BSBHaz {BGPhazard}  R Documentation 
BSBHaz posterior samples using Gibbs Sampler
Description
BSBHaz
samples posterior observations from the bivariate survival
model (BSBHaz model) proposed by NietoBarajas & Walker (2007).
Usage
BSBHaz(
bsb_init,
iter,
burn_in = 0,
omega_d = NULL,
gamma_d = NULL,
theta_d = NULL,
seed = 42
)
Arguments
bsb_init 
An object of class 'BSBinit' created by

iter 
A positive integer. Number of samples generated by the Gibbs Sampler. 
burn_in 
A positive integer. Number of iterations that should be discarded as burn in period. 
omega_d 
A positive double. This parameter defines the interval used in the MetropolisHastings algorithm to sample proposals for omega. See details. 
gamma_d 
A positive double. This parameter defines the interval used in the MetropolisHastings algorithm to sample proposals for gamma. See details. 
theta_d 
A positive double.
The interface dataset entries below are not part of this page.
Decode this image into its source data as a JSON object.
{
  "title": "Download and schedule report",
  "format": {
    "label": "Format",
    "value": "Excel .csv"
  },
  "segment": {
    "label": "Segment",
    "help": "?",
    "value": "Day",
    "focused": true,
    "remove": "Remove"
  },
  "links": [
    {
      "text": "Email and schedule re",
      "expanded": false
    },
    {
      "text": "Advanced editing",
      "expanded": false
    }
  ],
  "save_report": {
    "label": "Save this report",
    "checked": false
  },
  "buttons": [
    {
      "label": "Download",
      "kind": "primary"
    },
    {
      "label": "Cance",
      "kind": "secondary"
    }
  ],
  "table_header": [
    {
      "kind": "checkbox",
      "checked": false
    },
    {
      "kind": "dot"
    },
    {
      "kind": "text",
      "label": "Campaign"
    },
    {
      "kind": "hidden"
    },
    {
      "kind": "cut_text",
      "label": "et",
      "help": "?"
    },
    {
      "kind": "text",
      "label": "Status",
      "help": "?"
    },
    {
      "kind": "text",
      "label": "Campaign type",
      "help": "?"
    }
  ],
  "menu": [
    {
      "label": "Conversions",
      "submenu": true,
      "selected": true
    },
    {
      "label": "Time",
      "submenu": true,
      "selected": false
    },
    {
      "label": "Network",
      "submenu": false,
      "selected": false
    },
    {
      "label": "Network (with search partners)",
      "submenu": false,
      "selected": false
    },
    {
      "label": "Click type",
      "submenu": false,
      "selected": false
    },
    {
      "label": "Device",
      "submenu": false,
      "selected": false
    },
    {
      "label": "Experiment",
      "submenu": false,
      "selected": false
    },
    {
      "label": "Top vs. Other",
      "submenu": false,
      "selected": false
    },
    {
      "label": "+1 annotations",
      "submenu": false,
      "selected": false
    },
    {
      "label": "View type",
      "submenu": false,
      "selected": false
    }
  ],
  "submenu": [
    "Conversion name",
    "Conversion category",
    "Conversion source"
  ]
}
This parameter defines the interval used in the MetropolisHastings algorithm to sample proposals for theta. See details. 
seed 
Random seed used in sampling. 
Details
BSBHaz (NietoBarajas & Walker, 2007) is a bayesian semiparametric model for bivariate survival data. The marginal densities are nonparametric survival models and the joint density is constructed via a mixture. Dependence between failure times is modeled using two frailties, and the dependence between these frailties is modeled with a copula.
This command obtains posterior samples from model parameters. The samples
from omega, gamma, and theta are obtained using the MetropolisHastings
algorithm. The proposal distributions are uniform for the three parameters.
The parameters omega_d
, gamma_d
and theta_d
modify the
intervals from which the uniform proposals are sampled. If these parameters
are too large, the acceptance rates will decrease and the chains will get
stuck. On the other hand, if these parameters are small, the acceptance rates
will be too high and the chains will not explore the posterior support
effectively.
Value
An object of class 'BSBHaz
' containing the samples from the
variables of interest.
Examples
t1 < survival::Surv(c(1, 2, 3))
t2 < survival::Surv(c(1, 2, 3))
init < BSBInit(t1 = t1, t2 = t2, seed = 0)
samples < BSBHaz(init, iter = 10, omega_d = 2,
gamma_d = 10, seed = 10)